6. Try the Pomodoro method of time management
The Pomodoro technique is one of my favorite productivity hacks while traveling. The idea behind this method is simple: Choose one task you’d like to get done (no multi-tasking please), time yourself for 25 minutes, and focus solely on that task without leaving your desk until the timer goes off.
After that 25 minutes is up, take a short break of three to five minutes to check social media updates, have refreshments, or do some light stretching. After that short break, move on to the next task. Once you’ve completed the 25-minute cycle four times, take a longer break of 30 minutes.
Having a concrete time frame to do a particular task is a better way to stay focused than knowing that you have an entire day to get it done. And the short breaks in between tasks help you energize yourself throughout the day. Give Pomodoro a shot and see how it works for you.
7. Limit your use of social media
Social media apps are undoubtedly the biggest productivity killers for digital nomads. It’s so difficult to pull yourself away from scrolling through pictures of puppies on Instagram or messaging friends back home on Facebook. Thankfully, there are a bunch of anti-procrastination apps to block out the distracting content.
Also, putting your phone on airplane mode can be a useful productivity hack, as it helps you tune out social media notifications and personal calls. You can use your dedicated breaks in between tasks to text back your friends or check social media feeds.
I also have some friends who get things done during the night when there are no distractions. (I’m more of a morning bird than a night owl, so this approach doesn’t work for me, but it might work for you!)
8. Dedicate a few days each week to work
My final productivity tip: set work days aside if you’re struggling to find the time to actually sit down and get stuff done. Throughout my travels, I always set aside at least two days a week where work is my #1 priority.
I do miss out on a lot of fun activities during these two days dedicated solely to work, but that’s what we all signed up for, isn’t it? The rest of the days I’m more flexible depending on my travel plans.
Keeping my Mondays and Wednesdays as definite workdays has helped me get into a routine and because of that, I have managed to take long trips without having to worry about my freelancing business falling apart.
Of course, you might need more than two days to get all your work done, especially if you’re working a full-time remote job. So take a look at your workload and make a realistic schedule based on what you need to get done.
But remember that even a full-time job doesn’t necessarily require 40 hours per week, especially if you can optimize your productivity and get more done in less time.
How to be more productive at work when you’re remote
To be honest, there’s no magic pill that will make you a productivity machine overnight. But, I hope this list of my best productivity hacks gave you inspiration to cultivate habits that will help you focus and get into a routine.
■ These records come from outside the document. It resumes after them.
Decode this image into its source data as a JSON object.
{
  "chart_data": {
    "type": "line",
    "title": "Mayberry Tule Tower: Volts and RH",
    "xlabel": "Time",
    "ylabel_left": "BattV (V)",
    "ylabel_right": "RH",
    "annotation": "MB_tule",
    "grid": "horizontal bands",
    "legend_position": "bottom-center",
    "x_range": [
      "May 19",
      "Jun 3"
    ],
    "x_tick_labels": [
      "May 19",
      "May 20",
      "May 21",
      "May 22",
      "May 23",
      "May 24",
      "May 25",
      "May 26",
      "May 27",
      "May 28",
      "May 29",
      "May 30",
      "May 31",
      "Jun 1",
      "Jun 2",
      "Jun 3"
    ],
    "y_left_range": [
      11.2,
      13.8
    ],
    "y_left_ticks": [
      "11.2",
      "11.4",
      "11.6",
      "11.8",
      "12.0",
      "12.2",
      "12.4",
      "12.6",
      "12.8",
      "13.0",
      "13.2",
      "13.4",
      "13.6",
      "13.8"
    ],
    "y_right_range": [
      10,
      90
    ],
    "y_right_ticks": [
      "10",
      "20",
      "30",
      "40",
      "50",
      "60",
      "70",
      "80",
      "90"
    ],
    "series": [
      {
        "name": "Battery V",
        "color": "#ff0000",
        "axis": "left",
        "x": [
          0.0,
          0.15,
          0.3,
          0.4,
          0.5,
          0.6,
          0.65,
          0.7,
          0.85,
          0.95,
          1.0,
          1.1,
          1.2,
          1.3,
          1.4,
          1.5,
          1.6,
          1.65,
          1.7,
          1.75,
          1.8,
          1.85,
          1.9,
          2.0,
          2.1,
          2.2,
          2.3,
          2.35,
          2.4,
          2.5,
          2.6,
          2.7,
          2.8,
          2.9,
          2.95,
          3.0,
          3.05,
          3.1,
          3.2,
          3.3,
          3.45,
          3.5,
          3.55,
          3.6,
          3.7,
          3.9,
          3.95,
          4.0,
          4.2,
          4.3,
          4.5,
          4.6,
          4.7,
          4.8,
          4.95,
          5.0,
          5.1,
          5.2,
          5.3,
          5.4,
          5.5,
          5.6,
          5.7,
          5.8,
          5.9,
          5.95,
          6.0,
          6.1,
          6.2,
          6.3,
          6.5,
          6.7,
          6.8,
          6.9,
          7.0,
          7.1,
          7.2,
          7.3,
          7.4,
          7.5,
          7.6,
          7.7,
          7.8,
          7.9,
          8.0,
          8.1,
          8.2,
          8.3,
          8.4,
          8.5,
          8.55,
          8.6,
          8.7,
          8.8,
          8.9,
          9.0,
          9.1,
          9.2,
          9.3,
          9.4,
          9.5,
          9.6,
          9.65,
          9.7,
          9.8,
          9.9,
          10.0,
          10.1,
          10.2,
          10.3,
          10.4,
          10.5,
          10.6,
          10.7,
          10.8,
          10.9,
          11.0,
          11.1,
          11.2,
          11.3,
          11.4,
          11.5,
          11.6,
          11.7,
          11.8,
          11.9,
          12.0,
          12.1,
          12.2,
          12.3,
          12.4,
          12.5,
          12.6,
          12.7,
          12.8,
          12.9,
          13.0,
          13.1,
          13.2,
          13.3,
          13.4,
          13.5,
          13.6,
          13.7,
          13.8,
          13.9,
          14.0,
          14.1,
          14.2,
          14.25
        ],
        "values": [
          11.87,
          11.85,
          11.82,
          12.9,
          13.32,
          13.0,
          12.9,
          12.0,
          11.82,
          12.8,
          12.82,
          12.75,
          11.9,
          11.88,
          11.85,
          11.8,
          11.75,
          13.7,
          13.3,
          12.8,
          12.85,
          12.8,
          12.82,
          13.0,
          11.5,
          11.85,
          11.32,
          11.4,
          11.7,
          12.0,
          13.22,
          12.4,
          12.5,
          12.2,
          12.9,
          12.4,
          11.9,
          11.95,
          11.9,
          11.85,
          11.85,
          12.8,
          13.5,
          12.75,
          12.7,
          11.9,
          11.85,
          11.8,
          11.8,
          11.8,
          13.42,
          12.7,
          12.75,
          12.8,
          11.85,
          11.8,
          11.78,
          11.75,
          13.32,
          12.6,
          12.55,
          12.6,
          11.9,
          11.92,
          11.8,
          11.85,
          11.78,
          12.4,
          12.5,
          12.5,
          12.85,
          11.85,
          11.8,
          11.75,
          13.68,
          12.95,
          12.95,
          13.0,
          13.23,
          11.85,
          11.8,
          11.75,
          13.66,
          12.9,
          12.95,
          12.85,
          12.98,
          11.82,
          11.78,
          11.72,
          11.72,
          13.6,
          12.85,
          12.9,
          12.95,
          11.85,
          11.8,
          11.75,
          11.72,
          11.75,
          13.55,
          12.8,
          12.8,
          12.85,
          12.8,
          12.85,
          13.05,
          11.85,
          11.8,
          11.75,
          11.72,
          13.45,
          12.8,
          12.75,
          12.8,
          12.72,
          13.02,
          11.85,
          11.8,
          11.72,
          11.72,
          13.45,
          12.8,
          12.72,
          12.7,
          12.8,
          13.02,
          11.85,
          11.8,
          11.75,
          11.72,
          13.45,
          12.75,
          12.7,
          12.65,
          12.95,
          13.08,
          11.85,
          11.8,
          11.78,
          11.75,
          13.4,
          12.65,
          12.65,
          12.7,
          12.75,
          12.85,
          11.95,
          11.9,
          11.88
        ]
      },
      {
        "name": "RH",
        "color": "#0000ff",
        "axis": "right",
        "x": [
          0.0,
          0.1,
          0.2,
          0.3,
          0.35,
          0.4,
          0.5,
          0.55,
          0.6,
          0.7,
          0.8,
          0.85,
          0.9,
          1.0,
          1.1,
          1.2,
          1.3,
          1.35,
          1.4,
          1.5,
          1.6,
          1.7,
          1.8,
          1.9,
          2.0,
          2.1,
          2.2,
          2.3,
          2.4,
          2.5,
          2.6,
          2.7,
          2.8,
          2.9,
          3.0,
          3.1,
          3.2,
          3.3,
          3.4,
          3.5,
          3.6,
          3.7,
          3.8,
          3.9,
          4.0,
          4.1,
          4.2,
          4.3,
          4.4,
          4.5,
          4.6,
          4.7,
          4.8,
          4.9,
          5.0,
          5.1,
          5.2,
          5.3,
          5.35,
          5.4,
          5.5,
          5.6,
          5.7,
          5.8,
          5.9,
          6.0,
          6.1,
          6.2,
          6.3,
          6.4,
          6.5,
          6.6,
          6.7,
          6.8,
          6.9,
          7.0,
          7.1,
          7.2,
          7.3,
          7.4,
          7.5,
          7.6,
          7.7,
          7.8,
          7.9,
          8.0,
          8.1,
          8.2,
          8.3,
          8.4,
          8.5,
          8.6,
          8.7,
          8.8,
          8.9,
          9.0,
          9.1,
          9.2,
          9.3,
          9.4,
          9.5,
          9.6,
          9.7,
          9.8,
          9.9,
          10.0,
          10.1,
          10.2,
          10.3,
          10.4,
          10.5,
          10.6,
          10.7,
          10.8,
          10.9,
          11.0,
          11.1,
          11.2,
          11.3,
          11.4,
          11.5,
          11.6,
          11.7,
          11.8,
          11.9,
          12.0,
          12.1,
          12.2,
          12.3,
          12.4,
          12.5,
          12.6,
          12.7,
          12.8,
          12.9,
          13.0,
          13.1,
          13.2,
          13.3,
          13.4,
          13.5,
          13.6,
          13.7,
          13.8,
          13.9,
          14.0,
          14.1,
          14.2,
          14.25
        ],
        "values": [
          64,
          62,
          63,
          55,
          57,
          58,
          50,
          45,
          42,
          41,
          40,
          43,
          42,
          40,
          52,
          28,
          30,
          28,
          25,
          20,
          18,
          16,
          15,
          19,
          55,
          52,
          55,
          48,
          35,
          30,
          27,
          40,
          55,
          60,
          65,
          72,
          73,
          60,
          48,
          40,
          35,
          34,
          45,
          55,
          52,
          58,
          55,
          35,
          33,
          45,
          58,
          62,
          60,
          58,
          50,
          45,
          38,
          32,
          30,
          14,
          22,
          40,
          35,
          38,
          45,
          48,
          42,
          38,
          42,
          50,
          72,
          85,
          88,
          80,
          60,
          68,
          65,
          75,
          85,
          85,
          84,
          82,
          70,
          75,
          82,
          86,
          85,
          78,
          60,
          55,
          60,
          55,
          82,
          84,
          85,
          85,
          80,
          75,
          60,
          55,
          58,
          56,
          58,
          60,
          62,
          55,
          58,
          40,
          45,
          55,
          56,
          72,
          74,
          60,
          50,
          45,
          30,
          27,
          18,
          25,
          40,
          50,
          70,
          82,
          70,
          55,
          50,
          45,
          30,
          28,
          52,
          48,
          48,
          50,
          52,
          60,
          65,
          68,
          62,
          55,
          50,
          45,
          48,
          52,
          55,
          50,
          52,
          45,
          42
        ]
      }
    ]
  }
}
You don’t need to copy someone else’s process, but instead design habits that work for you. And most importantly, take time to appreciate what you’re doing.
After all, not everyone gets to work around the globe. Nothing will increase your productivity and motivation levels quite like having a positive mindset.